Monday, 30 May 2011

The Emotions: Disgust

My posting is going to be less frequent over most of the summer as I hit the conference trail, a Powerpoint-spangled stairway to the stars that's already taken me to Limerick and Amsterdam and will end up in Kyoto (and probably, complete exhaustion) after four or so more European venues. At the same time, all this activity makes me think about those magic moments when my scholarship and fandom identities merge.

I mean, when my hosts at a three-day course google me and find my number three hit is as a talking head expert on the indie documentary "True Fan" (I tried to explain the social identity of convention Klingons and stormtroopers) .... and then I end up talking D&D with one of the grad students over beers ... that's got to be telling me something.
There's no doubt that the most interesting emotion my lab studies is disgust. We find that disgust is an irrational emotion that defies our attempts to explain it reasonably. Disgust is also a many-branched emotion. Many different things that we learn by association set it off, and there really is no one way to sum up the kind of perceptions that will and will not cause disgust.

Really, any kind of environment creator - game designer, author, filmmaker, game master - works best with a ready handle on the audience's emotions. One of the easiest to manipulate is disgust. I mean:

This gimmick from the Modern Toilet restaurant chain in Taiwan relies on the inflexibility of disgust. Even though you know you are eating from a clean metal dish in a clean porcelain bowl, the toilet shape brings up all kinds of associations and disgust can't help but happen (worse if you are eating splashy, green-brown curry).

It follows that, while it may be hard to get angry, feel pleasure, or fall in love as your character in a game, disgust more readily pierces through the "Just a game" barrier. We feel disgusted even at blatant simulations of things that make us disgusted.

But does this mean we really get disgusted in character? Or just that we transfer our own revulsions to the setting? I'll explain how to work with this gap next time, when I write about Basic Disgust.


  1. I've felt "disgust" at ham-fisted attempts to make me feel "disgust" in media (including games) that simultaneously taken themselves too seriously. Not sure if that's the same type of digust or not though. :)

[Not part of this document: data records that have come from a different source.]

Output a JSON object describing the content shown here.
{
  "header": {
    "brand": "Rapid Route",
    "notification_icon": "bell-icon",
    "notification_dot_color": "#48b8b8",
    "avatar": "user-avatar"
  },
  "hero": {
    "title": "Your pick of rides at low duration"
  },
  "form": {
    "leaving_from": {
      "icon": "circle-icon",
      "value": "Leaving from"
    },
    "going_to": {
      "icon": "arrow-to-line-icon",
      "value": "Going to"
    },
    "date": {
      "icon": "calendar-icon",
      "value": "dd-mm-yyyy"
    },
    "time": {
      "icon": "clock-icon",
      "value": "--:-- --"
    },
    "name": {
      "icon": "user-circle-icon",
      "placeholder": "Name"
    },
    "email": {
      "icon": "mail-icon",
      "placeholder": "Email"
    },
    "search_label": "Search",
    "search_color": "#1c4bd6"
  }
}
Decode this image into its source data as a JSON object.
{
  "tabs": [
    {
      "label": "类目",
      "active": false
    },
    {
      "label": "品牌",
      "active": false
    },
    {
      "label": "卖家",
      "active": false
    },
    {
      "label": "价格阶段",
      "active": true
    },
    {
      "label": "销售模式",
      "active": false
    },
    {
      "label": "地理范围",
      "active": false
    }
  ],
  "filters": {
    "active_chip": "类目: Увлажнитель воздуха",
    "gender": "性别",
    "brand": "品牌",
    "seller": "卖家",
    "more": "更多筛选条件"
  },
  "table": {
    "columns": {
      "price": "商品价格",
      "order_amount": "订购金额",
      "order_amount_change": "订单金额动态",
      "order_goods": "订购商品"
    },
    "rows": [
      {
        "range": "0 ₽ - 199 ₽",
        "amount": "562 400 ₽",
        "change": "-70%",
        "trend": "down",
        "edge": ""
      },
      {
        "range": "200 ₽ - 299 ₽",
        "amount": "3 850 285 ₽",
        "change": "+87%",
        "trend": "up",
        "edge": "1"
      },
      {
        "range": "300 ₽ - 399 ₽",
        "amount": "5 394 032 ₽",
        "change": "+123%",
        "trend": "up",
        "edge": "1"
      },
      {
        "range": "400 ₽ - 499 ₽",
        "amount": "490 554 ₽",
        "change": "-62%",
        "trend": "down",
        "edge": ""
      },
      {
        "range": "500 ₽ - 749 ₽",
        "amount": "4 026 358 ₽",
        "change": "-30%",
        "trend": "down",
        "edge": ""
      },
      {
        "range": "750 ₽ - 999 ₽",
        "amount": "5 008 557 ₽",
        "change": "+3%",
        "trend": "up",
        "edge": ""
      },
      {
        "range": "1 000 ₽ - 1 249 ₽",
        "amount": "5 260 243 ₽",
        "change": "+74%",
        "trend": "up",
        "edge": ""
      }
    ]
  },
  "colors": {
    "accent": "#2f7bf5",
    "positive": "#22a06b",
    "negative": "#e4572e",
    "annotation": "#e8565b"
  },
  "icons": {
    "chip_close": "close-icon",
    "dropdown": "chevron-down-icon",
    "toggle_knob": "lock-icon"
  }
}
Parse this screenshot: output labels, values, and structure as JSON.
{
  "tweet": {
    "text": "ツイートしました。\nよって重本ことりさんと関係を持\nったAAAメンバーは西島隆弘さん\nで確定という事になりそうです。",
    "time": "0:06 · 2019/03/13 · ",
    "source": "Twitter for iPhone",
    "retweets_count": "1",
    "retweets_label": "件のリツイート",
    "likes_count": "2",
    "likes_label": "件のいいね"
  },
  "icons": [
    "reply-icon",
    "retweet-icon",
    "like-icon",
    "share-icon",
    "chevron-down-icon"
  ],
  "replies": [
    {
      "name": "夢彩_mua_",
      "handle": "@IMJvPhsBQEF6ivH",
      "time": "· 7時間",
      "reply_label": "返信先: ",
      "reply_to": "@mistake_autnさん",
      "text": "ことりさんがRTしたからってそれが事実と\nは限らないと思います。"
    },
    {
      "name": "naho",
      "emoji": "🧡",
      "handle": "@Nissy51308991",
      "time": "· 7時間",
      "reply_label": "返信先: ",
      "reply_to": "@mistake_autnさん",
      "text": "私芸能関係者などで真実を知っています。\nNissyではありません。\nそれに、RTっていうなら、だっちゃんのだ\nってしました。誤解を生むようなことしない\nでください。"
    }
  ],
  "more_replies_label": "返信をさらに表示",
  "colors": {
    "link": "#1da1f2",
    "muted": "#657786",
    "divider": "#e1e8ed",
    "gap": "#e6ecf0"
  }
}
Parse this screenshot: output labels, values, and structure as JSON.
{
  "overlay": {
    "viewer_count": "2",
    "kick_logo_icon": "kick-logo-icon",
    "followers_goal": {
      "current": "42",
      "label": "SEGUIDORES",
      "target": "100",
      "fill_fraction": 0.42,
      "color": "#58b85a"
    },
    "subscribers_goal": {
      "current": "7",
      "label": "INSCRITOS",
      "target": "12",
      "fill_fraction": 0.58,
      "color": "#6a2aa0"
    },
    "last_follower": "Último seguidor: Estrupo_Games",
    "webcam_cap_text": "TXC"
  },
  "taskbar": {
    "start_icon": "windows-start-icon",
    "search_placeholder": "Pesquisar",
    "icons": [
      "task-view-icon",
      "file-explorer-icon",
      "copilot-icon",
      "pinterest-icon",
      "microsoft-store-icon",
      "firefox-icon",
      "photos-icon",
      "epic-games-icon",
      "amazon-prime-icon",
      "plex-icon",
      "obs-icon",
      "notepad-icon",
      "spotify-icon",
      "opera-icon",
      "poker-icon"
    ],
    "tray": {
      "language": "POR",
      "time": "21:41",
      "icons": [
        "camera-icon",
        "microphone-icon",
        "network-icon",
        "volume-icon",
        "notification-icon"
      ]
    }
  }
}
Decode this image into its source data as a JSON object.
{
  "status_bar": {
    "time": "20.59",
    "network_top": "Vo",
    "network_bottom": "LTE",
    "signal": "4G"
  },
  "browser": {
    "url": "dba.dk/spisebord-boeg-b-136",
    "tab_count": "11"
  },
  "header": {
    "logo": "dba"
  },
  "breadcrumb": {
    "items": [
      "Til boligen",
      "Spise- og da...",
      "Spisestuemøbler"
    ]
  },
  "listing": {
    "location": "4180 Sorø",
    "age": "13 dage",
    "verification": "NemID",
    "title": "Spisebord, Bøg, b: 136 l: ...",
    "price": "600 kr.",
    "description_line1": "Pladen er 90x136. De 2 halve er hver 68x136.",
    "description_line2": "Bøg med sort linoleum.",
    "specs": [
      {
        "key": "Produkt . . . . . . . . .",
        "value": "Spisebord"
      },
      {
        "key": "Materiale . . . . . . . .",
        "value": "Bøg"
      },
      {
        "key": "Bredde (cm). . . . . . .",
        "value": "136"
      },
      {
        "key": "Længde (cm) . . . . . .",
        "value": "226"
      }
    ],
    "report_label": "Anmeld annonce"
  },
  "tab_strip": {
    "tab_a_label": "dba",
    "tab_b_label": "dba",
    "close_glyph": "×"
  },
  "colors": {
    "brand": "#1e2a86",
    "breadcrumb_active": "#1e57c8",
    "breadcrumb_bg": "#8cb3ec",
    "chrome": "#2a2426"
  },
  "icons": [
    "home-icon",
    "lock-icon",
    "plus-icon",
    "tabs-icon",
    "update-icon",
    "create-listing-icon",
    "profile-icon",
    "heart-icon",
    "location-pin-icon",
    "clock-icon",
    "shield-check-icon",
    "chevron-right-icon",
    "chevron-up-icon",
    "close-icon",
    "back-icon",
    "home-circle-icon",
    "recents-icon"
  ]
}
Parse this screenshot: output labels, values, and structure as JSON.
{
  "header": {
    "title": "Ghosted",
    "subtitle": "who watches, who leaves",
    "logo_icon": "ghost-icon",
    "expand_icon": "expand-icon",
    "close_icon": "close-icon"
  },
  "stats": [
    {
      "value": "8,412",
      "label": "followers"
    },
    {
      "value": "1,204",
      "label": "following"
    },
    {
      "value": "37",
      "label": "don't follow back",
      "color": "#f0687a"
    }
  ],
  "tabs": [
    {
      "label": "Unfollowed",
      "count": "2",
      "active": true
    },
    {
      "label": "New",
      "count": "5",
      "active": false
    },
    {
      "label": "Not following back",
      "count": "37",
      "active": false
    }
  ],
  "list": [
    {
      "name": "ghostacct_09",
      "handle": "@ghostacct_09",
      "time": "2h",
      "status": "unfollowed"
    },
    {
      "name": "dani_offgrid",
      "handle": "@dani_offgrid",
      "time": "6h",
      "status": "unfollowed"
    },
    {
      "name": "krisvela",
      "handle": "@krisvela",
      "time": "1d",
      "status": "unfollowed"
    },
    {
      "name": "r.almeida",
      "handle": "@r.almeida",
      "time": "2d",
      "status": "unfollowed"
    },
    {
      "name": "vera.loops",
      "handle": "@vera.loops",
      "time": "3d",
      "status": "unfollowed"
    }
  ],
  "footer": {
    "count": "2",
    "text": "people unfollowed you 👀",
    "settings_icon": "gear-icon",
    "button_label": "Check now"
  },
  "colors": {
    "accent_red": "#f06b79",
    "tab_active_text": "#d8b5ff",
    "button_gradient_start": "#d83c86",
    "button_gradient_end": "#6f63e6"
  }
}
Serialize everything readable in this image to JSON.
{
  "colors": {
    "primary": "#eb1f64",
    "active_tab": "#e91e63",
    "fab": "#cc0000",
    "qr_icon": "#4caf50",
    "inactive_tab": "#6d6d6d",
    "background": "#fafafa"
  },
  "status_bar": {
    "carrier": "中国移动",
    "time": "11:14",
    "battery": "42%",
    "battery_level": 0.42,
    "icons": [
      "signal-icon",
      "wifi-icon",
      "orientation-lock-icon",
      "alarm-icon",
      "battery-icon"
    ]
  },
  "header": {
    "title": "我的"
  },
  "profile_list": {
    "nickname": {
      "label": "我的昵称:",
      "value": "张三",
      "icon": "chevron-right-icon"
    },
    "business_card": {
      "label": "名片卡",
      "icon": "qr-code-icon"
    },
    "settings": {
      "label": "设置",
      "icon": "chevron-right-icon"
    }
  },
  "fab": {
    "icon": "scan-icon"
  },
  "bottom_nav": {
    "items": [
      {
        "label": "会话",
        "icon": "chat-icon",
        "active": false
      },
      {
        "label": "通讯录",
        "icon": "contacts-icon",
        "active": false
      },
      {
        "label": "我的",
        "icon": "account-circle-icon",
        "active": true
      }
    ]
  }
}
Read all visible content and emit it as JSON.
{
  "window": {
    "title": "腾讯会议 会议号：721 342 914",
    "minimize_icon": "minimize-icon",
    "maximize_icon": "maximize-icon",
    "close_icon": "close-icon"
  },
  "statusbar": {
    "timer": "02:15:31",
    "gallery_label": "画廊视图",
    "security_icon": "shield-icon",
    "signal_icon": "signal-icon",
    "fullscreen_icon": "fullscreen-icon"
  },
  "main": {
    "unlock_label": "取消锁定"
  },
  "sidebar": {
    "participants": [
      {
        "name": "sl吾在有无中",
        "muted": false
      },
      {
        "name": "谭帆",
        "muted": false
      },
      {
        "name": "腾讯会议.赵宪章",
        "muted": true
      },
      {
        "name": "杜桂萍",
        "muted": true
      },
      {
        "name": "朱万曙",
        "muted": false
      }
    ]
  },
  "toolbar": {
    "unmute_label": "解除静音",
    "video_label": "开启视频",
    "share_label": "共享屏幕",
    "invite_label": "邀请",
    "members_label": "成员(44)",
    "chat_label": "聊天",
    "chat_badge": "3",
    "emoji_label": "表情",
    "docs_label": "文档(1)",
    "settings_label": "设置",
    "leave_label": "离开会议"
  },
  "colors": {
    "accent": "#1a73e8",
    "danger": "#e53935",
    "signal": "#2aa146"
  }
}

  2. Intriguing post. I look forward to reading more.

  3. Which lab is this? I'm intrigued: how much do you refer to anthropologists - specifically Mary Douglas? Or is she not all that relevant any more/to soc. sciences?

    Working the history end I find interdisciplinarity stretches only so far. But I'd love to know more about this research into emotions.

  4. @Stuart: That's esthetic disgust, with a sprinkling of contempt. ;)

    @richard: This is my professional page, could stand to be updated but gives a basic idea. I know the Douglas "matter out of place" argument but it was pretty well demolished by Royzman & Sabini in 2001. They show that pretty much every one-phrase explanation of disgust out there fails to cover all cases, or covers cases that are not disgusting (a drop of black paint in a bucket of white). I think you need a multi-functional theory that acknowledges that the emotion has been shaped by several forces of biological and social evolution.